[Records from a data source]

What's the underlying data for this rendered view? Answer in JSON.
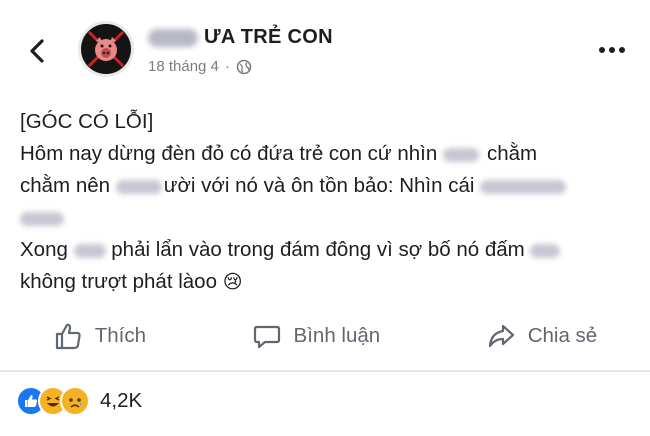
{
  "header": {
    "page_name": "ƯA TRẺ CON",
    "date": "18 tháng 4",
    "dot": "·",
    "icons": {
      "back": "chevron-left-icon",
      "privacy": "globe-icon",
      "more": "more-horizontal-icon"
    }
  },
  "post": {
    "lines": [
      [
        "[GÓC CÓ LỖI]"
      ],
      [
        "Hôm nay dừng đèn đỏ có đứa trẻ con cứ nhìn ",
        "chằm"
      ],
      [
        "chằm nên ",
        "ười với nó và ôn tồn bảo: Nhìn cái "
      ],
      [
        ""
      ],
      [
        "Xong ",
        " phải lẩn vào trong đám đông vì sợ bố nó đấm "
      ],
      [
        "không trượt phát làoo ",
        "😢"
      ]
    ]
  },
  "actions": {
    "like": "Thích",
    "comment": "Bình luận",
    "share": "Chia sẻ"
  },
  "reactions": {
    "types": [
      "like-icon",
      "haha-icon",
      "sad-icon"
    ],
    "count": "4,2K"
  },
  "colors": {
    "text": "#1c1e21",
    "muted": "#606770",
    "like_blue": "#1877f2",
    "react_yellow": "#f7b125"
  }
}
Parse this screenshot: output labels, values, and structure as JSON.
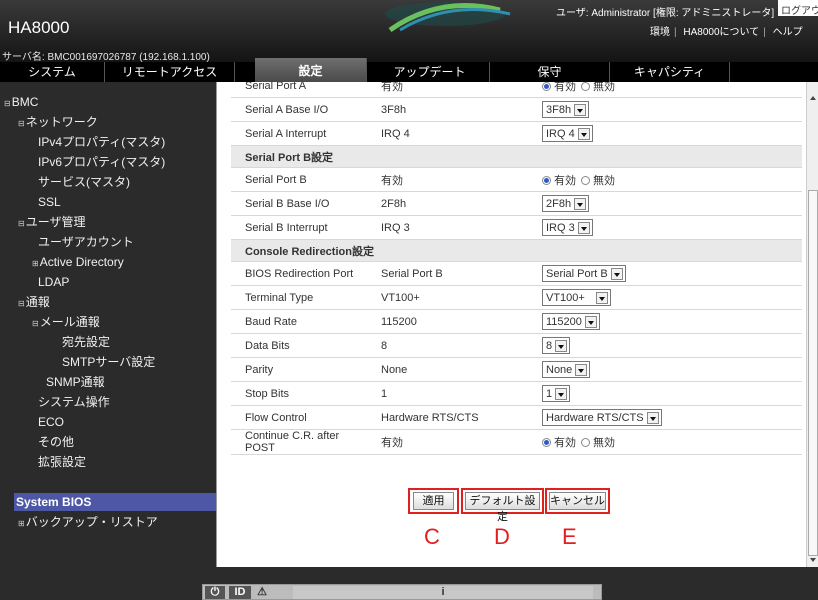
{
  "header": {
    "app_title": "HA8000",
    "server_name": "サーバ名: BMC001697026787 (192.168.1.100)",
    "user_info": "ユーザ: Administrator [権限: アドミニストレータ]",
    "logout_label": "ログアウト",
    "links": [
      "環境",
      "HA8000について",
      "ヘルプ"
    ]
  },
  "tabs": [
    {
      "label": "システム"
    },
    {
      "label": "リモートアクセス"
    },
    {
      "label": "設定",
      "active": true
    },
    {
      "label": "アップデート"
    },
    {
      "label": "保守"
    },
    {
      "label": "キャパシティ"
    }
  ],
  "sidebar": {
    "items": [
      {
        "label": "BMC",
        "expander": "⊟"
      },
      {
        "label": "ネットワーク",
        "expander": "⊟"
      },
      {
        "label": "IPv4プロパティ(マスタ)"
      },
      {
        "label": "IPv6プロパティ(マスタ)"
      },
      {
        "label": "サービス(マスタ)"
      },
      {
        "label": "SSL"
      },
      {
        "label": "ユーザ管理",
        "expander": "⊟"
      },
      {
        "label": "ユーザアカウント"
      },
      {
        "label": "Active Directory",
        "expander": "⊞"
      },
      {
        "label": "LDAP"
      },
      {
        "label": "通報",
        "expander": "⊟"
      },
      {
        "label": "メール通報",
        "expander": "⊟"
      },
      {
        "label": "宛先設定"
      },
      {
        "label": "SMTPサーバ設定"
      },
      {
        "label": "SNMP通報"
      },
      {
        "label": "システム操作"
      },
      {
        "label": "ECO"
      },
      {
        "label": "その他"
      },
      {
        "label": "拡張設定"
      },
      {
        "label": "System BIOS",
        "selected": true
      },
      {
        "label": "バックアップ・リストア",
        "expander": "⊞"
      }
    ]
  },
  "table": {
    "rows": [
      {
        "type": "row",
        "name": "Serial Port A",
        "value": "有効",
        "control": "radio",
        "radio_on": "有効",
        "radio_off": "無効"
      },
      {
        "type": "row",
        "name": "Serial A Base I/O",
        "value": "3F8h",
        "control": "select",
        "selected": "3F8h"
      },
      {
        "type": "row",
        "name": "Serial A Interrupt",
        "value": "IRQ 4",
        "control": "select",
        "selected": "IRQ 4"
      },
      {
        "type": "section",
        "name": "Serial Port B設定"
      },
      {
        "type": "row",
        "name": "Serial Port B",
        "value": "有効",
        "control": "radio",
        "radio_on": "有効",
        "radio_off": "無効"
      },
      {
        "type": "row",
        "name": "Serial B Base I/O",
        "value": "2F8h",
        "control": "select",
        "selected": "2F8h"
      },
      {
        "type": "row",
        "name": "Serial B Interrupt",
        "value": "IRQ 3",
        "control": "select",
        "selected": "IRQ 3"
      },
      {
        "type": "section",
        "name": "Console Redirection設定"
      },
      {
        "type": "row",
        "name": "BIOS Redirection Port",
        "value": "Serial Port B",
        "control": "select",
        "selected": "Serial Port B"
      },
      {
        "type": "row",
        "name": "Terminal Type",
        "value": "VT100+",
        "control": "select",
        "selected": "VT100+"
      },
      {
        "type": "row",
        "name": "Baud Rate",
        "value": "115200",
        "control": "select",
        "selected": "115200"
      },
      {
        "type": "row",
        "name": "Data Bits",
        "value": "8",
        "control": "select",
        "selected": "8"
      },
      {
        "type": "row",
        "name": "Parity",
        "value": "None",
        "control": "select",
        "selected": "None"
      },
      {
        "type": "row",
        "name": "Stop Bits",
        "value": "1",
        "control": "select",
        "selected": "1"
      },
      {
        "type": "row",
        "name": "Flow Control",
        "value": "Hardware RTS/CTS",
        "control": "select",
        "selected": "Hardware RTS/CTS"
      },
      {
        "type": "row",
        "name": "Continue C.R. after POST",
        "value": "有効",
        "control": "radio",
        "radio_on": "有効",
        "radio_off": "無効"
      }
    ]
  },
  "buttons": {
    "apply": "適用",
    "default": "デフォルト設定",
    "cancel": "キャンセル"
  },
  "annotations": [
    "C",
    "D",
    "E"
  ],
  "footer": {
    "icons": [
      "power-icon",
      "id-icon",
      "alert-icon"
    ],
    "status_text": "i"
  },
  "colors": {
    "selected_nav": "#4d57a6",
    "annotation_red": "#e02020"
  }
}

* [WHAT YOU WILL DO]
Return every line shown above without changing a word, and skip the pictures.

* [FINISHED TASK]
What's the underlying data for this rendered view? Answer in JSON.
{
  "header": {
    "page_name": "ƯA TRẺ CON",
    "date": "18 tháng 4",
    "dot": "·",
    "icons": {
      "back": "chevron-left-icon",
      "privacy": "globe-icon",
      "more": "more-horizontal-icon"
    }
  },
  "post": {
    "lines": [
      [
        "[GÓC CÓ LỖI]"
      ],
      [
        "Hôm nay dừng đèn đỏ có đứa trẻ con cứ nhìn ",
        "chằm"
      ],
      [
        "chằm nên ",
        "ười với nó và ôn tồn bảo: Nhìn cái "
      ],
      [
        ""
      ],
      [
        "Xong ",
        " phải lẩn vào trong đám đông vì sợ bố nó đấm "
      ],
      [
        "không trượt phát làoo ",
        "😢"
      ]
    ]
  },
  "actions": {
    "like": "Thích",
    "comment": "Bình luận",
    "share": "Chia sẻ"
  },
  "reactions": {
    "types": [
      "like-icon",
      "haha-icon",
      "sad-icon"
    ],
    "count": "4,2K"
  },
  "colors": {
    "text": "#1c1e21",
    "muted": "#606770",
    "like_blue": "#1877f2",
    "react_yellow": "#f7b125"
  }
}
Parse this screenshot: output labels, values, and structure as JSON.
{
  "header": {
    "app_title": "HA8000",
    "server_name": "サーバ名: BMC001697026787 (192.168.1.100)",
    "user_info": "ユーザ: Administrator [権限: アドミニストレータ]",
    "logout_label": "ログアウト",
    "links": [
      "環境",
      "HA8000について",
      "ヘルプ"
    ]
  },
  "tabs": [
    {
      "label": "システム"
    },
    {
      "label": "リモートアクセス"
    },
    {
      "label": "設定",
      "active": true
    },
    {
      "label": "アップデート"
    },
    {
      "label": "保守"
    },
    {
      "label": "キャパシティ"
    }
  ],
  "sidebar": {
    "items": [
      {
        "label": "BMC",
        "expander": "⊟"
      },
      {
        "label": "ネットワーク",
        "expander": "⊟"
      },
      {
        "label": "IPv4プロパティ(マスタ)"
      },
      {
        "label": "IPv6プロパティ(マスタ)"
      },
      {
        "label": "サービス(マスタ)"
      },
      {
        "label": "SSL"
      },
      {
        "label": "ユーザ管理",
        "expander": "⊟"
      },
      {
        "label": "ユーザアカウント"
      },
      {
        "label": "Active Directory",
        "expander": "⊞"
      },
      {
        "label": "LDAP"
      },
      {
        "label": "通報",
        "expander": "⊟"
      },
      {
        "label": "メール通報",
        "expander": "⊟"
      },
      {
        "label": "宛先設定"
      },
      {
        "label": "SMTPサーバ設定"
      },
      {
        "label": "SNMP通報"
      },
      {
        "label": "システム操作"
      },
      {
        "label": "ECO"
      },
      {
        "label": "その他"
      },
      {
        "label": "拡張設定"
      },
      {
        "label": "System BIOS",
        "selected": true
      },
      {
        "label": "バックアップ・リストア",
        "expander": "⊞"
      }
    ]
  },
  "table": {
    "rows": [
      {
        "type": "row",
        "name": "Serial Port A",
        "value": "有効",
        "control": "radio",
        "radio_on": "有効",
        "radio_off": "無効"
      },
      {
        "type": "row",
        "name": "Serial A Base I/O",
        "value": "3F8h",
        "control": "select",
        "selected": "3F8h"
      },
      {
        "type": "row",
        "name": "Serial A Interrupt",
        "value": "IRQ 4",
        "control": "select",
        "selected": "IRQ 4"
      },
      {
        "type": "section",
        "name": "Serial Port B設定"
      },
      {
        "type": "row",
        "name": "Serial Port B",
        "value": "有効",
        "control": "radio",
        "radio_on": "有効",
        "radio_off": "無効"
      },
      {
        "type": "row",
        "name": "Serial B Base I/O",
        "value": "2F8h",
        "control": "select",
        "selected": "2F8h"
      },
      {
        "type": "row",
        "name": "Serial B Interrupt",
        "value": "IRQ 3",
        "control": "select",
        "selected": "IRQ 3"
      },
      {
        "type": "section",
        "name": "Console Redirection設定"
      },
      {
        "type": "row",
        "name": "BIOS Redirection Port",
        "value": "Serial Port B",
        "control": "select",
        "selected": "Serial Port B"
      },
      {
        "type": "row",
        "name": "Terminal Type",
        "value": "VT100+",
        "control": "select",
        "selected": "VT100+"
      },
      {
        "type": "row",
        "name": "Baud Rate",
        "value": "115200",
        "control": "select",
        "selected": "115200"
      },
      {
        "type": "row",
        "name": "Data Bits",
        "value": "8",
        "control": "select",
        "selected": "8"
      },
      {
        "type": "row",
        "name": "Parity",
        "value": "None",
        "control": "select",
        "selected": "None"
      },
      {
        "type": "row",
        "name": "Stop Bits",
        "value": "1",
        "control": "select",
        "selected": "1"
      },
      {
        "type": "row",
        "name": "Flow Control",
        "value": "Hardware RTS/CTS",
        "control": "select",
        "selected": "Hardware RTS/CTS"
      },
      {
        "type": "row",
        "name": "Continue C.R. after POST",
        "value": "有効",
        "control": "radio",
        "radio_on": "有効",
        "radio_off": "無効"
      }
    ]
  },
  "buttons": {
    "apply": "適用",
    "default": "デフォルト設定",
    "cancel": "キャンセル"
  },
  "annotations": [
    "C",
    "D",
    "E"
  ],
  "footer": {
    "icons": [
      "power-icon",
      "id-icon",
      "alert-icon"
    ],
    "status_text": "i"
  },
  "colors": {
    "selected_nav": "#4d57a6",
    "annotation_red": "#e02020"
  }
}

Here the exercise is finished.